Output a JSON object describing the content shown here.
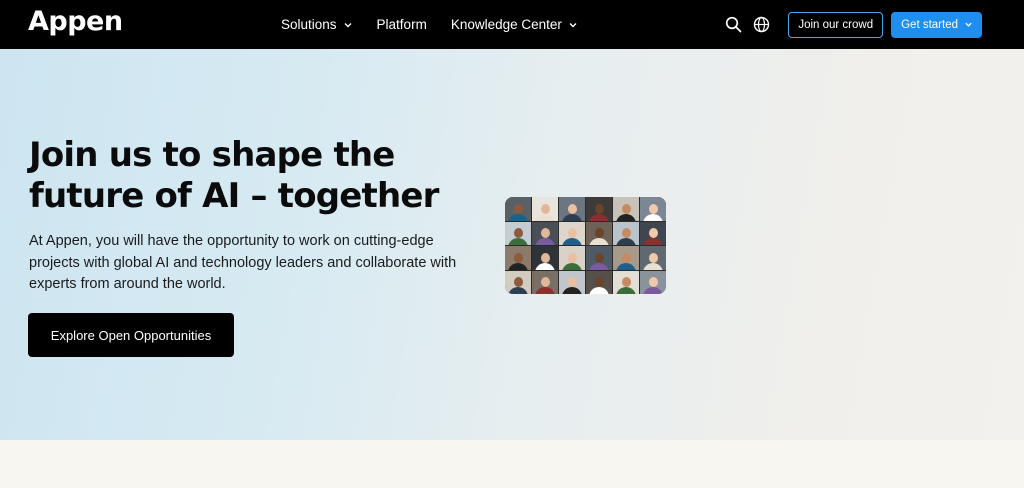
{
  "nav": {
    "logo": "Appen",
    "menu": [
      {
        "label": "Solutions",
        "has_dropdown": true
      },
      {
        "label": "Platform",
        "has_dropdown": false
      },
      {
        "label": "Knowledge Center",
        "has_dropdown": true
      }
    ],
    "search_icon": "search-icon",
    "language_icon": "globe-icon",
    "join_crowd_label": "Join our crowd",
    "get_started_label": "Get started"
  },
  "hero": {
    "title_line1": "Join us to shape the",
    "title_line2": "future of AI – together",
    "description": "At Appen, you will have the opportunity to work on cutting-edge projects with global AI and technology leaders and collaborate with experts from around the world.",
    "cta_label": "Explore Open Opportunities",
    "collage_image": "video-call-participants-grid"
  },
  "colors": {
    "nav_bg": "#000000",
    "accent_blue": "#1e8ef0",
    "cta_bg": "#000000"
  }
}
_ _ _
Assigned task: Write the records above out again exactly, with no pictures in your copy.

Reply to the exercise:
Output a JSON object describing the content shown here.
{
  "nav": {
    "logo": "Appen",
    "menu": [
      {
        "label": "Solutions",
        "has_dropdown": true
      },
      {
        "label": "Platform",
        "has_dropdown": false
      },
      {
        "label": "Knowledge Center",
        "has_dropdown": true
      }
    ],
    "search_icon": "search-icon",
    "language_icon": "globe-icon",
    "join_crowd_label": "Join our crowd",
    "get_started_label": "Get started"
  },
  "hero": {
    "title_line1": "Join us to shape the",
    "title_line2": "future of AI – together",
    "description": "At Appen, you will have the opportunity to work on cutting-edge projects with global AI and technology leaders and collaborate with experts from around the world.",
    "cta_label": "Explore Open Opportunities",
    "collage_image": "video-call-participants-grid"
  },
  "colors": {
    "nav_bg": "#000000",
    "accent_blue": "#1e8ef0",
    "cta_bg": "#000000"
  }
}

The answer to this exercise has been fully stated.